_Available data_.
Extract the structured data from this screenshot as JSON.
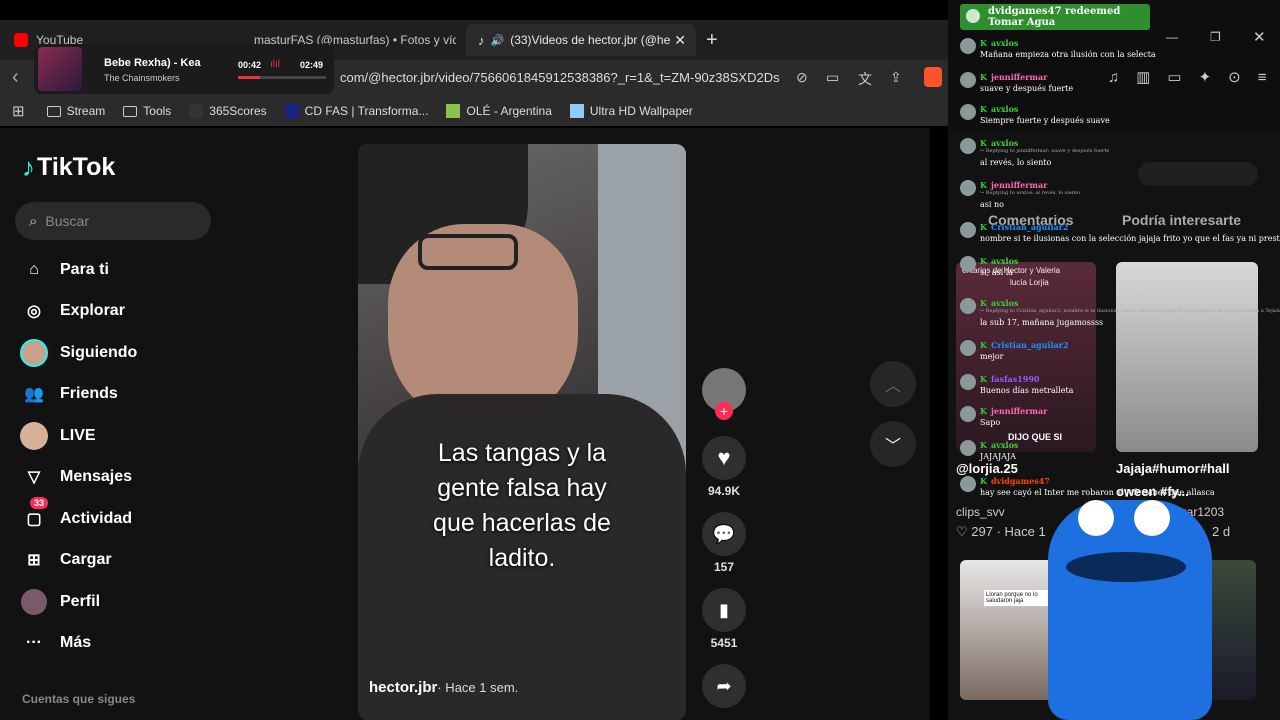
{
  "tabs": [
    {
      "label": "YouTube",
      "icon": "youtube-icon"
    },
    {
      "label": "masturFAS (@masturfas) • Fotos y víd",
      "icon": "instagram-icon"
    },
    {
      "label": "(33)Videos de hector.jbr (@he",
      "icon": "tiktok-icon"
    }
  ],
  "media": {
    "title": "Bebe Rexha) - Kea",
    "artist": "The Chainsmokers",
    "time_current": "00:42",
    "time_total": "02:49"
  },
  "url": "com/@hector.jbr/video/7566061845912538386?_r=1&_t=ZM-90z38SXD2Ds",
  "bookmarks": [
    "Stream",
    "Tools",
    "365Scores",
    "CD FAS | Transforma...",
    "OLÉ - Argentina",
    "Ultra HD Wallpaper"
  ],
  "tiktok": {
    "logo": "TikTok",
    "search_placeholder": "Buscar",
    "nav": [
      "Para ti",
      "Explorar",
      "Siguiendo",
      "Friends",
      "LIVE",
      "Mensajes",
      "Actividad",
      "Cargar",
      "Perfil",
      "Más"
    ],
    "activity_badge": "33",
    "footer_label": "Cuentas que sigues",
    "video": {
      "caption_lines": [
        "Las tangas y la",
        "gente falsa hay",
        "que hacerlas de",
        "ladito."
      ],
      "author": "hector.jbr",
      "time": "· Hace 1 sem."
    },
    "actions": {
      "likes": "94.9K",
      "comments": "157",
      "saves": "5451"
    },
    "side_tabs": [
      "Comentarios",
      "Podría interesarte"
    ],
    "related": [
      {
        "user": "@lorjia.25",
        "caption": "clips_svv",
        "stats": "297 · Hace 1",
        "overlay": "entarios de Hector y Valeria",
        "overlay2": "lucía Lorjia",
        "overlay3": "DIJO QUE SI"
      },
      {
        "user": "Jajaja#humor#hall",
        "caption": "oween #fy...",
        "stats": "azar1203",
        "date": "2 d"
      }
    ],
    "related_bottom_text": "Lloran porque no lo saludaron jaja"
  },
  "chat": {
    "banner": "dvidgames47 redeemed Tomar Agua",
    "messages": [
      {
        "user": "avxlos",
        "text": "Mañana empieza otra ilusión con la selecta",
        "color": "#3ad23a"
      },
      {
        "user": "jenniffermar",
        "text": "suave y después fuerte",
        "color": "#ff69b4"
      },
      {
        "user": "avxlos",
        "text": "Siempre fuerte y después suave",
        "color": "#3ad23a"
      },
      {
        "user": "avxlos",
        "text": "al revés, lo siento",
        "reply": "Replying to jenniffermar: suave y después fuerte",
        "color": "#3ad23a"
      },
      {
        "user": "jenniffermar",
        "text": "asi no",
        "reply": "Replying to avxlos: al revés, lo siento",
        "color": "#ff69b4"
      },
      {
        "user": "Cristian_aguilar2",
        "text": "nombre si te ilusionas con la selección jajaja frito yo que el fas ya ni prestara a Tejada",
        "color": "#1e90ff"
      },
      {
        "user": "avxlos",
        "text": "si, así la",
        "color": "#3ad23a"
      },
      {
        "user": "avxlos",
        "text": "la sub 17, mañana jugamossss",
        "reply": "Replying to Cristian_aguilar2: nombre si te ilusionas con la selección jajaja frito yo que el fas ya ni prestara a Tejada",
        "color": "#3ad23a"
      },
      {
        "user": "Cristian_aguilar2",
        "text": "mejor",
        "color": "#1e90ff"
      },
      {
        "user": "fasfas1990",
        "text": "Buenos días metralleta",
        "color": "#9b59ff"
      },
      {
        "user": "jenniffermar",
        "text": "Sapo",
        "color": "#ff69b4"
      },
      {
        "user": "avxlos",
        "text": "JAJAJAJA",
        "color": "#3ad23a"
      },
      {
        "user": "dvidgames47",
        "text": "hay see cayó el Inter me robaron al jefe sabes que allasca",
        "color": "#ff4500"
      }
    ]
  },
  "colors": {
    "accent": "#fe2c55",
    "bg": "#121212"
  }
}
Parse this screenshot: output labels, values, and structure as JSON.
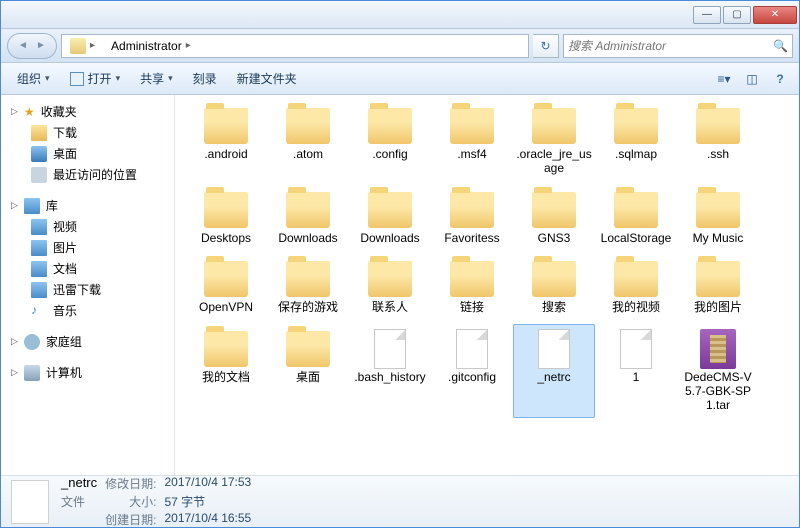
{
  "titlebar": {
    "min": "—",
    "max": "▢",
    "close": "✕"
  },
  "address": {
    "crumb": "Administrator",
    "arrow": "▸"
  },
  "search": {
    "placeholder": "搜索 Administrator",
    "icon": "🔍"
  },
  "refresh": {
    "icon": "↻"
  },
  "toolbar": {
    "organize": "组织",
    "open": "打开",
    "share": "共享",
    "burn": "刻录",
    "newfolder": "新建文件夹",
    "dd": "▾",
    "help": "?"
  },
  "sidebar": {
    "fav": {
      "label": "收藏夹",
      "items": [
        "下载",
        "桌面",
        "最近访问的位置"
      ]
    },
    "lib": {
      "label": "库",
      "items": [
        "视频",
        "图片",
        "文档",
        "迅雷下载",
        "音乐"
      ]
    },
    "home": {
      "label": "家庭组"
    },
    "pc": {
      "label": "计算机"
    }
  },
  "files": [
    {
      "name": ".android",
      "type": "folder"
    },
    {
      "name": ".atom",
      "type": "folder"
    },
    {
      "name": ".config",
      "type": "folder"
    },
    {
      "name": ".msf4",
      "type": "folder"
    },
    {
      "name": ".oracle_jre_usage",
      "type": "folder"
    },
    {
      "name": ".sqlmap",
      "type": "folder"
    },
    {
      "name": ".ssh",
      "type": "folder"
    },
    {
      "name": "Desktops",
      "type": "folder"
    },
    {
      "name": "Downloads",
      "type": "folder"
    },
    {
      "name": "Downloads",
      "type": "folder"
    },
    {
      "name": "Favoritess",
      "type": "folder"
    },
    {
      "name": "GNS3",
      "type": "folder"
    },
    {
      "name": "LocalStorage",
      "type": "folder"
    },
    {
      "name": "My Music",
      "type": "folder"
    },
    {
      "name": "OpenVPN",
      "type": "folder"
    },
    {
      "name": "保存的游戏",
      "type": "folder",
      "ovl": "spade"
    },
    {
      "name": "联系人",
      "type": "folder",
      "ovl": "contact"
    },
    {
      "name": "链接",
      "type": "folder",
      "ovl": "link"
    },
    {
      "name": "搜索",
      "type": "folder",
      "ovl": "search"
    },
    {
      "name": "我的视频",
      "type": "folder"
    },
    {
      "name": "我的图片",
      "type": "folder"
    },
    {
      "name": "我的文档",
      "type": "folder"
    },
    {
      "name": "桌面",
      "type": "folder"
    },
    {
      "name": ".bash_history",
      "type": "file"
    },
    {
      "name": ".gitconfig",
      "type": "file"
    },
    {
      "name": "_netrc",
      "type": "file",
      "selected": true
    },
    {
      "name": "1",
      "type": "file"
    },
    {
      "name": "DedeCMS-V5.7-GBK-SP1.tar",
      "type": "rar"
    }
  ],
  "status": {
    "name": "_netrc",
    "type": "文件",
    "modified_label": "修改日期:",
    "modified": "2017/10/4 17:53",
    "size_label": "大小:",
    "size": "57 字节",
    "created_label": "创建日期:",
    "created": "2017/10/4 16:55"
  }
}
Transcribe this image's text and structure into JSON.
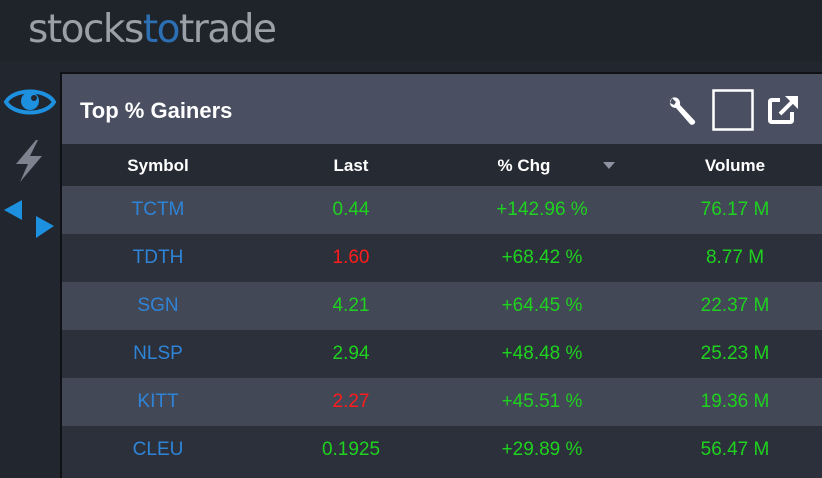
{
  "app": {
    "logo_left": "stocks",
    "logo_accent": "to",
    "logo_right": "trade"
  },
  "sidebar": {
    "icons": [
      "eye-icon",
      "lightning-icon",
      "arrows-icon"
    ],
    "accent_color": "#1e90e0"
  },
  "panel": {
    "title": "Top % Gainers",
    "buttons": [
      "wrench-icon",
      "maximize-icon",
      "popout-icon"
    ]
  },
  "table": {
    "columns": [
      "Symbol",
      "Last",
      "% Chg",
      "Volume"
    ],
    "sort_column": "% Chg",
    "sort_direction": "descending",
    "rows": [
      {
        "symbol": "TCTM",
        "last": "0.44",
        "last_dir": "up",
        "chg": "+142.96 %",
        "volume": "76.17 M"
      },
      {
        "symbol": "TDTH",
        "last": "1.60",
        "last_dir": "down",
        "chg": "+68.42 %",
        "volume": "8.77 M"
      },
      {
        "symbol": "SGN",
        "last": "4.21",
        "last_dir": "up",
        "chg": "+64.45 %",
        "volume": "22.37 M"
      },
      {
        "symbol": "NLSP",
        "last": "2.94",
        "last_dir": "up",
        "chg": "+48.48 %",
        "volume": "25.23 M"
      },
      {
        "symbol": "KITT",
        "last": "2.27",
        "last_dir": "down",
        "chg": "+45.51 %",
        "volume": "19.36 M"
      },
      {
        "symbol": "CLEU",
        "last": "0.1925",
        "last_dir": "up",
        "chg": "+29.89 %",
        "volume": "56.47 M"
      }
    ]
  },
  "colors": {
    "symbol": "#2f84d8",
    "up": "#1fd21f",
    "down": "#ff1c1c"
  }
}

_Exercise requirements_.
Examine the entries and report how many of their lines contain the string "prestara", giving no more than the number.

_Answer section_.
2